**REQUIREMENT**. When you print the records below, keep every word exact and leave out the images.

**SUPPLIED DATA**.

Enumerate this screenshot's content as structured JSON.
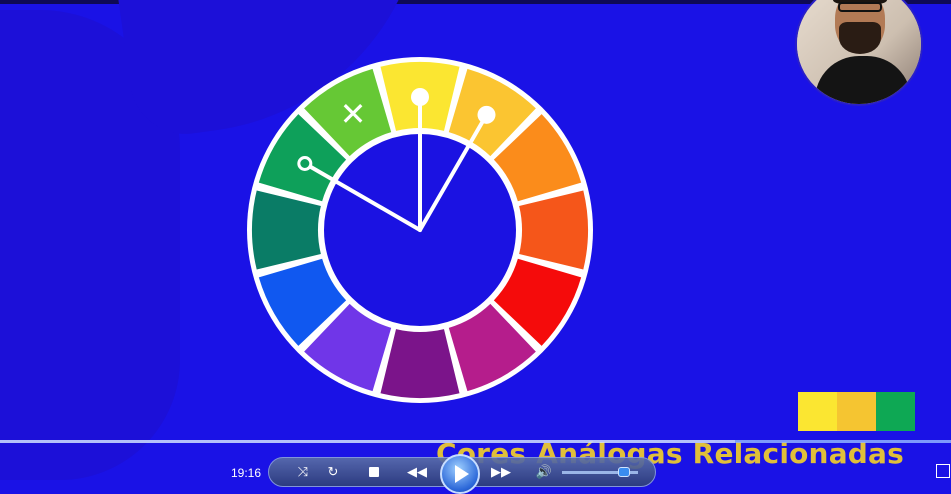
{
  "video": {
    "caption": "Cores Análogas Relacionadas",
    "background_color": "#1a12e6",
    "color_wheel": {
      "segments": [
        "#fbe631",
        "#fbc531",
        "#fb8c1b",
        "#f5561a",
        "#f50b0b",
        "#b51d8c",
        "#7b148a",
        "#7036e8",
        "#1058f0",
        "#0a7c66",
        "#0ea05a",
        "#66c835"
      ],
      "excluded_marker": "✕",
      "selected_segments": [
        "#fbe631",
        "#fbc531"
      ],
      "hollow_marker_segment": "#0ea05a"
    },
    "palette_swatches": [
      "#fbe631",
      "#f5c531",
      "#0ea854"
    ],
    "webcam": {
      "icon": "presenter-avatar"
    }
  },
  "player": {
    "time": "19:16",
    "progress_fraction": 0.773,
    "volume_fraction": 0.82,
    "icons": {
      "shuffle": "shuffle-icon",
      "repeat": "repeat-icon",
      "stop": "stop-icon",
      "previous": "previous-icon",
      "play": "play-icon",
      "next": "next-icon",
      "volume": "volume-icon",
      "switch_view": "switch-view-icon"
    },
    "glyphs": {
      "shuffle": "⤨",
      "repeat": "↻",
      "previous": "◀◀",
      "next": "▶▶",
      "volume": "🔊"
    }
  }
}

**EXERCISE ANSWER**.
Enumerate this screenshot's content as structured JSON.
{
  "video": {
    "caption": "Cores Análogas Relacionadas",
    "background_color": "#1a12e6",
    "color_wheel": {
      "segments": [
        "#fbe631",
        "#fbc531",
        "#fb8c1b",
        "#f5561a",
        "#f50b0b",
        "#b51d8c",
        "#7b148a",
        "#7036e8",
        "#1058f0",
        "#0a7c66",
        "#0ea05a",
        "#66c835"
      ],
      "excluded_marker": "✕",
      "selected_segments": [
        "#fbe631",
        "#fbc531"
      ],
      "hollow_marker_segment": "#0ea05a"
    },
    "palette_swatches": [
      "#fbe631",
      "#f5c531",
      "#0ea854"
    ],
    "webcam": {
      "icon": "presenter-avatar"
    }
  },
  "player": {
    "time": "19:16",
    "progress_fraction": 0.773,
    "volume_fraction": 0.82,
    "icons": {
      "shuffle": "shuffle-icon",
      "repeat": "repeat-icon",
      "stop": "stop-icon",
      "previous": "previous-icon",
      "play": "play-icon",
      "next": "next-icon",
      "volume": "volume-icon",
      "switch_view": "switch-view-icon"
    },
    "glyphs": {
      "shuffle": "⤨",
      "repeat": "↻",
      "previous": "◀◀",
      "next": "▶▶",
      "volume": "🔊"
    }
  }
}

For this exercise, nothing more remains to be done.